[Opening Records supplied section]
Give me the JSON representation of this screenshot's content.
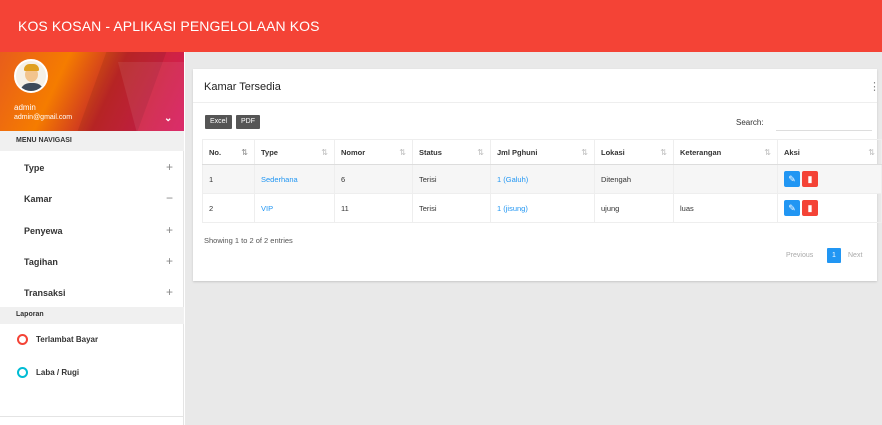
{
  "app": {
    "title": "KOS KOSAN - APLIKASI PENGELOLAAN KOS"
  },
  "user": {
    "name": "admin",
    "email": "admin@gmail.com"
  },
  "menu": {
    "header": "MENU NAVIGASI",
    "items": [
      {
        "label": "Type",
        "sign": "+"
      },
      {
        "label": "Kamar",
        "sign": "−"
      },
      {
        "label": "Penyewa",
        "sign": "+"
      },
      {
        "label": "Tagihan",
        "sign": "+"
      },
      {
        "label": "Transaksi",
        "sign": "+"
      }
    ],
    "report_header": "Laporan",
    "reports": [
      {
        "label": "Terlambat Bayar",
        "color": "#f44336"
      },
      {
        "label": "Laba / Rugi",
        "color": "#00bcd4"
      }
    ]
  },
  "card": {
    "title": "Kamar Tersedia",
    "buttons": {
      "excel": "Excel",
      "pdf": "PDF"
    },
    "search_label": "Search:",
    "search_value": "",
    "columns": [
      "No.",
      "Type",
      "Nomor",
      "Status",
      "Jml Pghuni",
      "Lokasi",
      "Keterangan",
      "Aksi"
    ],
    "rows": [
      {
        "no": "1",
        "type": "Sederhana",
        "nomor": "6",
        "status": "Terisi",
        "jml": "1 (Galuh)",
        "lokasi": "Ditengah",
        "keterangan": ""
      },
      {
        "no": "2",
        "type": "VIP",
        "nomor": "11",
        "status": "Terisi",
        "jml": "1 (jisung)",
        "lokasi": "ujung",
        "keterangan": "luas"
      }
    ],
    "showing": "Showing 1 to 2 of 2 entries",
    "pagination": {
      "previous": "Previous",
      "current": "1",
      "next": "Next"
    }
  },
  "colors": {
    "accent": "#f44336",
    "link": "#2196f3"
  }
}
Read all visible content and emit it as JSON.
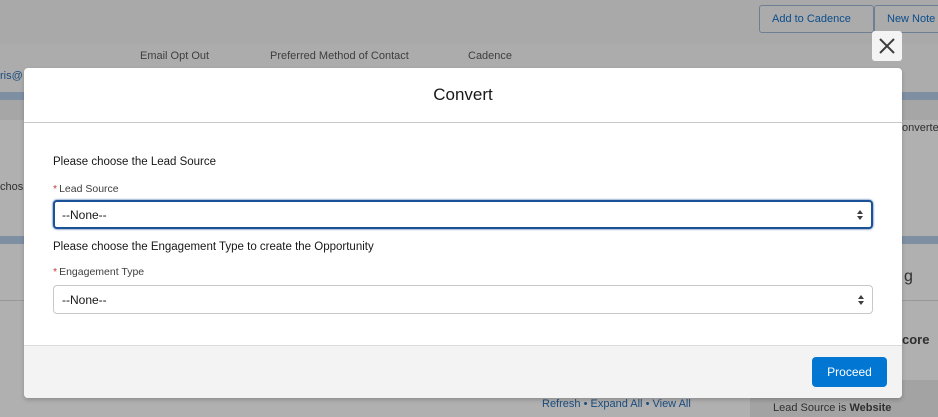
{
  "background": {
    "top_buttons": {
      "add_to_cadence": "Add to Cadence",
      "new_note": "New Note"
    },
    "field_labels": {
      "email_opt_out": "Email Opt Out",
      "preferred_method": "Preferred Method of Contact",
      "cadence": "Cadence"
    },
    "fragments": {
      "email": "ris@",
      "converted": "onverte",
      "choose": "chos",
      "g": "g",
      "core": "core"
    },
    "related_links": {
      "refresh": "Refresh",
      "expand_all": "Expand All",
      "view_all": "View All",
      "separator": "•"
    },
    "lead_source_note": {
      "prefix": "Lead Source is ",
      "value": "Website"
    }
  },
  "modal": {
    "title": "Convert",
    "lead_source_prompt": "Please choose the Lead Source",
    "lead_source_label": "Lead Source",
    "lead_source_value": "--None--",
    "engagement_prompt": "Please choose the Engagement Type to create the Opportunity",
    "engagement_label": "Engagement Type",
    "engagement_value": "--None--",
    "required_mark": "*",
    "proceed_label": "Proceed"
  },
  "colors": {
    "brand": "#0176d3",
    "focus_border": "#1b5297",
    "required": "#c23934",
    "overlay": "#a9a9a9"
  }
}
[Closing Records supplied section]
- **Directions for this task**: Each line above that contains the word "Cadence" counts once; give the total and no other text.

- **Answer to this task**: 2